• _Directions_: Down to the final line, write out the material beneath exactly, without pictures.
+ + + + +
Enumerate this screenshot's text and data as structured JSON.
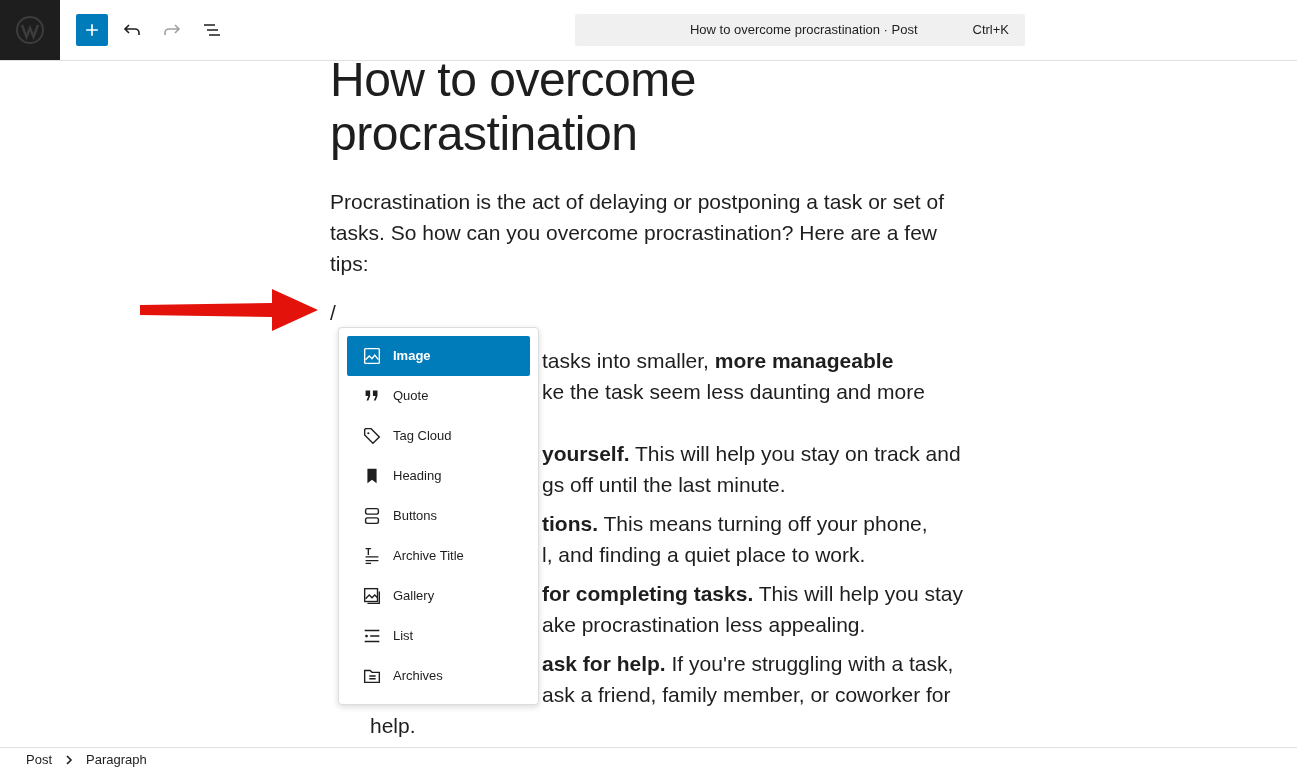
{
  "toolbar": {
    "undo_disabled": false,
    "redo_disabled": true
  },
  "command_bar": {
    "title": "How to overcome procrastination · Post",
    "shortcut": "Ctrl+K"
  },
  "post": {
    "title": "How to overcome procrastination",
    "intro": "Procrastination is the act of delaying or postponing a task or set of tasks. So how can you overcome procrastination? Here are a few tips:",
    "slash_command": "/",
    "list_items": [
      {
        "lines": [
          "tasks into smaller, **more manageable**",
          "ke the task seem less daunting and more"
        ]
      },
      {
        "lines": [
          "**yourself.** This will help you stay on track and",
          "gs off until the last minute."
        ]
      },
      {
        "lines": [
          "**tions.** This means turning off your phone,",
          "l, and finding a quiet place to work."
        ]
      },
      {
        "lines": [
          "**for completing tasks.** This will help you stay",
          "ake procrastination less appealing."
        ]
      },
      {
        "lines": [
          "**ask for help.** If you're struggling with a task,",
          "ask a friend, family member, or coworker for",
          "help."
        ]
      }
    ]
  },
  "block_inserter": {
    "items": [
      {
        "label": "Image",
        "kind": "image",
        "selected": true
      },
      {
        "label": "Quote",
        "kind": "quote",
        "selected": false
      },
      {
        "label": "Tag Cloud",
        "kind": "tag",
        "selected": false
      },
      {
        "label": "Heading",
        "kind": "bookmark",
        "selected": false
      },
      {
        "label": "Buttons",
        "kind": "buttons",
        "selected": false
      },
      {
        "label": "Archive Title",
        "kind": "title",
        "selected": false
      },
      {
        "label": "Gallery",
        "kind": "gallery",
        "selected": false
      },
      {
        "label": "List",
        "kind": "list",
        "selected": false
      },
      {
        "label": "Archives",
        "kind": "folder",
        "selected": false
      }
    ]
  },
  "breadcrumbs": [
    "Post",
    "Paragraph"
  ]
}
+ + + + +
• _Answer space_:
Enumerate this screenshot's text and data as structured JSON.
{
  "toolbar": {
    "undo_disabled": false,
    "redo_disabled": true
  },
  "command_bar": {
    "title": "How to overcome procrastination · Post",
    "shortcut": "Ctrl+K"
  },
  "post": {
    "title": "How to overcome procrastination",
    "intro": "Procrastination is the act of delaying or postponing a task or set of tasks. So how can you overcome procrastination? Here are a few tips:",
    "slash_command": "/",
    "list_items": [
      {
        "lines": [
          "tasks into smaller, **more manageable**",
          "ke the task seem less daunting and more"
        ]
      },
      {
        "lines": [
          "**yourself.** This will help you stay on track and",
          "gs off until the last minute."
        ]
      },
      {
        "lines": [
          "**tions.** This means turning off your phone,",
          "l, and finding a quiet place to work."
        ]
      },
      {
        "lines": [
          "**for completing tasks.** This will help you stay",
          "ake procrastination less appealing."
        ]
      },
      {
        "lines": [
          "**ask for help.** If you're struggling with a task,",
          "ask a friend, family member, or coworker for",
          "help."
        ]
      }
    ]
  },
  "block_inserter": {
    "items": [
      {
        "label": "Image",
        "kind": "image",
        "selected": true
      },
      {
        "label": "Quote",
        "kind": "quote",
        "selected": false
      },
      {
        "label": "Tag Cloud",
        "kind": "tag",
        "selected": false
      },
      {
        "label": "Heading",
        "kind": "bookmark",
        "selected": false
      },
      {
        "label": "Buttons",
        "kind": "buttons",
        "selected": false
      },
      {
        "label": "Archive Title",
        "kind": "title",
        "selected": false
      },
      {
        "label": "Gallery",
        "kind": "gallery",
        "selected": false
      },
      {
        "label": "List",
        "kind": "list",
        "selected": false
      },
      {
        "label": "Archives",
        "kind": "folder",
        "selected": false
      }
    ]
  },
  "breadcrumbs": [
    "Post",
    "Paragraph"
  ]
}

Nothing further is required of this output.